» Brief
Scan the lines below for the string "Microsoft" and copy every one that has it.
**** Material for this task
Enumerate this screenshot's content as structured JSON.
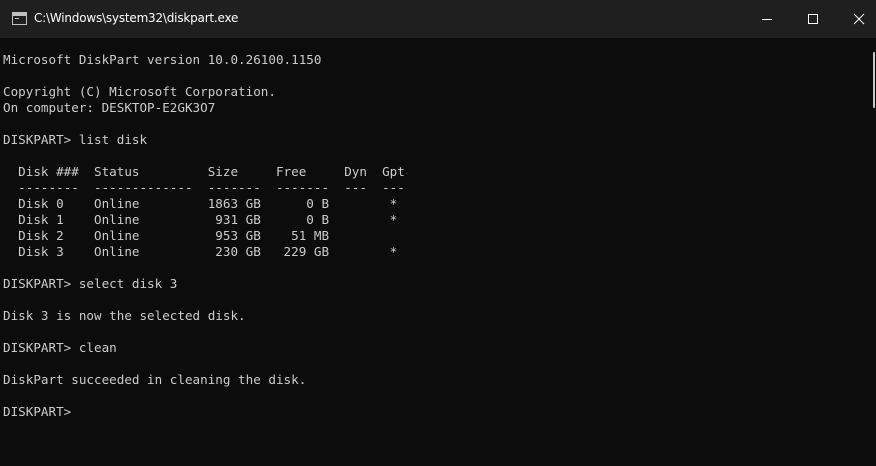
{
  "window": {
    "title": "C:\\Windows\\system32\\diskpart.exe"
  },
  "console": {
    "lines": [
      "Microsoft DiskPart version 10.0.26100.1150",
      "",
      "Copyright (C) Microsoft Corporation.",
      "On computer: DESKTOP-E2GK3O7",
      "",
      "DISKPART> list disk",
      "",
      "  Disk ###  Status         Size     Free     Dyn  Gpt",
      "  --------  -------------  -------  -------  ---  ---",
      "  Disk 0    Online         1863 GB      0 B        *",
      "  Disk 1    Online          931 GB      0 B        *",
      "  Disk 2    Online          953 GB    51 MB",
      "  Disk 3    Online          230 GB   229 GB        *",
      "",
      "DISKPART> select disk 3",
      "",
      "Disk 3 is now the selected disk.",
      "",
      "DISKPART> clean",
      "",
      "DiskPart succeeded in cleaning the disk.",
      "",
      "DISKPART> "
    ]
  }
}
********
» Your solution
      "Microsoft DiskPart version 10.0.26100.1150",
      "Copyright (C) Microsoft Corporation.",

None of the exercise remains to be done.